#### Task
Show every line in the records below that contains the word "learning".
**** Record excerpts ****
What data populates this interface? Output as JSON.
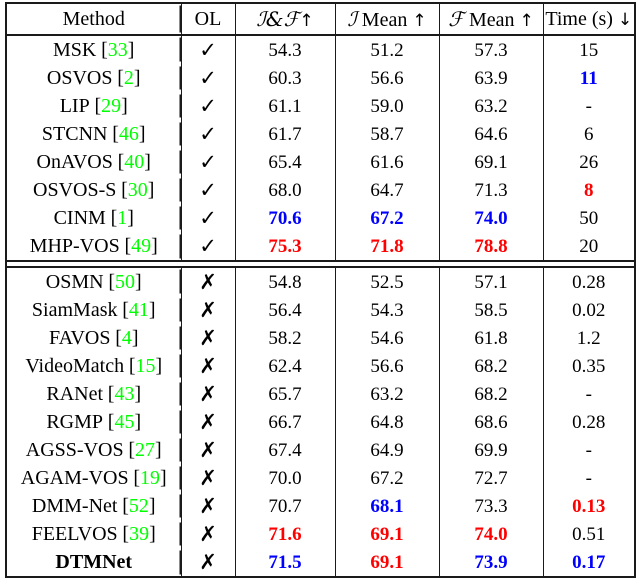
{
  "table": {
    "columns": [
      {
        "key": "method",
        "label": "Method"
      },
      {
        "key": "ol",
        "label": "OL"
      },
      {
        "key": "jf",
        "label_math": "ℐ&ℱ",
        "label_arrow": "↑"
      },
      {
        "key": "jmean",
        "label_math": "ℐ",
        "label_text": " Mean ",
        "label_arrow": "↑"
      },
      {
        "key": "fmean",
        "label_math": "ℱ",
        "label_text": " Mean ",
        "label_arrow": "↑"
      },
      {
        "key": "time",
        "label_text": "Time (s) ",
        "label_arrow": "↓"
      }
    ],
    "marks": {
      "yes": "✓",
      "no": "✗"
    },
    "colors": {
      "citation": "#00ff00",
      "best": "#ff0000",
      "second": "#0000ff",
      "text": "#000000"
    },
    "sections": [
      {
        "name": "online-learning",
        "rows": [
          {
            "method": "MSK",
            "cite": "[33]",
            "ol": "yes",
            "jf": {
              "v": "54.3",
              "c": "black"
            },
            "jmean": {
              "v": "51.2",
              "c": "black"
            },
            "fmean": {
              "v": "57.3",
              "c": "black"
            },
            "time": {
              "v": "15",
              "c": "black"
            }
          },
          {
            "method": "OSVOS",
            "cite": "[2]",
            "ol": "yes",
            "jf": {
              "v": "60.3",
              "c": "black"
            },
            "jmean": {
              "v": "56.6",
              "c": "black"
            },
            "fmean": {
              "v": "63.9",
              "c": "black"
            },
            "time": {
              "v": "11",
              "c": "blue"
            }
          },
          {
            "method": "LIP",
            "cite": "[29]",
            "ol": "yes",
            "jf": {
              "v": "61.1",
              "c": "black"
            },
            "jmean": {
              "v": "59.0",
              "c": "black"
            },
            "fmean": {
              "v": "63.2",
              "c": "black"
            },
            "time": {
              "v": "-",
              "c": "black"
            }
          },
          {
            "method": "STCNN",
            "cite": "[46]",
            "ol": "yes",
            "jf": {
              "v": "61.7",
              "c": "black"
            },
            "jmean": {
              "v": "58.7",
              "c": "black"
            },
            "fmean": {
              "v": "64.6",
              "c": "black"
            },
            "time": {
              "v": "6",
              "c": "black"
            }
          },
          {
            "method": "OnAVOS",
            "cite": "[40]",
            "ol": "yes",
            "jf": {
              "v": "65.4",
              "c": "black"
            },
            "jmean": {
              "v": "61.6",
              "c": "black"
            },
            "fmean": {
              "v": "69.1",
              "c": "black"
            },
            "time": {
              "v": "26",
              "c": "black"
            }
          },
          {
            "method": "OSVOS-S",
            "cite": "[30]",
            "ol": "yes",
            "jf": {
              "v": "68.0",
              "c": "black"
            },
            "jmean": {
              "v": "64.7",
              "c": "black"
            },
            "fmean": {
              "v": "71.3",
              "c": "black"
            },
            "time": {
              "v": "8",
              "c": "red"
            }
          },
          {
            "method": "CINM",
            "cite": "[1]",
            "ol": "yes",
            "jf": {
              "v": "70.6",
              "c": "blue"
            },
            "jmean": {
              "v": "67.2",
              "c": "blue"
            },
            "fmean": {
              "v": "74.0",
              "c": "blue"
            },
            "time": {
              "v": "50",
              "c": "black"
            }
          },
          {
            "method": "MHP-VOS",
            "cite": "[49]",
            "ol": "yes",
            "jf": {
              "v": "75.3",
              "c": "red"
            },
            "jmean": {
              "v": "71.8",
              "c": "red"
            },
            "fmean": {
              "v": "78.8",
              "c": "red"
            },
            "time": {
              "v": "20",
              "c": "black"
            }
          }
        ]
      },
      {
        "name": "no-online-learning",
        "rows": [
          {
            "method": "OSMN",
            "cite": "[50]",
            "ol": "no",
            "jf": {
              "v": "54.8",
              "c": "black"
            },
            "jmean": {
              "v": "52.5",
              "c": "black"
            },
            "fmean": {
              "v": "57.1",
              "c": "black"
            },
            "time": {
              "v": "0.28",
              "c": "black"
            }
          },
          {
            "method": "SiamMask",
            "cite": "[41]",
            "ol": "no",
            "jf": {
              "v": "56.4",
              "c": "black"
            },
            "jmean": {
              "v": "54.3",
              "c": "black"
            },
            "fmean": {
              "v": "58.5",
              "c": "black"
            },
            "time": {
              "v": "0.02",
              "c": "black"
            }
          },
          {
            "method": "FAVOS",
            "cite": "[4]",
            "ol": "no",
            "jf": {
              "v": "58.2",
              "c": "black"
            },
            "jmean": {
              "v": "54.6",
              "c": "black"
            },
            "fmean": {
              "v": "61.8",
              "c": "black"
            },
            "time": {
              "v": "1.2",
              "c": "black"
            }
          },
          {
            "method": "VideoMatch",
            "cite": "[15]",
            "ol": "no",
            "jf": {
              "v": "62.4",
              "c": "black"
            },
            "jmean": {
              "v": "56.6",
              "c": "black"
            },
            "fmean": {
              "v": "68.2",
              "c": "black"
            },
            "time": {
              "v": "0.35",
              "c": "black"
            }
          },
          {
            "method": "RANet",
            "cite": "[43]",
            "ol": "no",
            "jf": {
              "v": "65.7",
              "c": "black"
            },
            "jmean": {
              "v": "63.2",
              "c": "black"
            },
            "fmean": {
              "v": "68.2",
              "c": "black"
            },
            "time": {
              "v": "-",
              "c": "black"
            }
          },
          {
            "method": "RGMP",
            "cite": "[45]",
            "ol": "no",
            "jf": {
              "v": "66.7",
              "c": "black"
            },
            "jmean": {
              "v": "64.8",
              "c": "black"
            },
            "fmean": {
              "v": "68.6",
              "c": "black"
            },
            "time": {
              "v": "0.28",
              "c": "black"
            }
          },
          {
            "method": "AGSS-VOS",
            "cite": "[27]",
            "ol": "no",
            "jf": {
              "v": "67.4",
              "c": "black"
            },
            "jmean": {
              "v": "64.9",
              "c": "black"
            },
            "fmean": {
              "v": "69.9",
              "c": "black"
            },
            "time": {
              "v": "-",
              "c": "black"
            }
          },
          {
            "method": "AGAM-VOS",
            "cite": "[19]",
            "ol": "no",
            "jf": {
              "v": "70.0",
              "c": "black"
            },
            "jmean": {
              "v": "67.2",
              "c": "black"
            },
            "fmean": {
              "v": "72.7",
              "c": "black"
            },
            "time": {
              "v": "-",
              "c": "black"
            }
          },
          {
            "method": "DMM-Net",
            "cite": "[52]",
            "ol": "no",
            "jf": {
              "v": "70.7",
              "c": "black"
            },
            "jmean": {
              "v": "68.1",
              "c": "blue"
            },
            "fmean": {
              "v": "73.3",
              "c": "black"
            },
            "time": {
              "v": "0.13",
              "c": "red"
            }
          },
          {
            "method": "FEELVOS",
            "cite": "[39]",
            "ol": "no",
            "jf": {
              "v": "71.6",
              "c": "red"
            },
            "jmean": {
              "v": "69.1",
              "c": "red"
            },
            "fmean": {
              "v": "74.0",
              "c": "red"
            },
            "time": {
              "v": "0.51",
              "c": "black"
            }
          },
          {
            "method": "DTMNet",
            "cite": "",
            "ol": "no",
            "bold_method": true,
            "jf": {
              "v": "71.5",
              "c": "blue"
            },
            "jmean": {
              "v": "69.1",
              "c": "red"
            },
            "fmean": {
              "v": "73.9",
              "c": "blue"
            },
            "time": {
              "v": "0.17",
              "c": "blue"
            }
          }
        ]
      }
    ]
  }
}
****
#### Solved exercise
        "name": "online-learning",
        "name": "no-online-learning",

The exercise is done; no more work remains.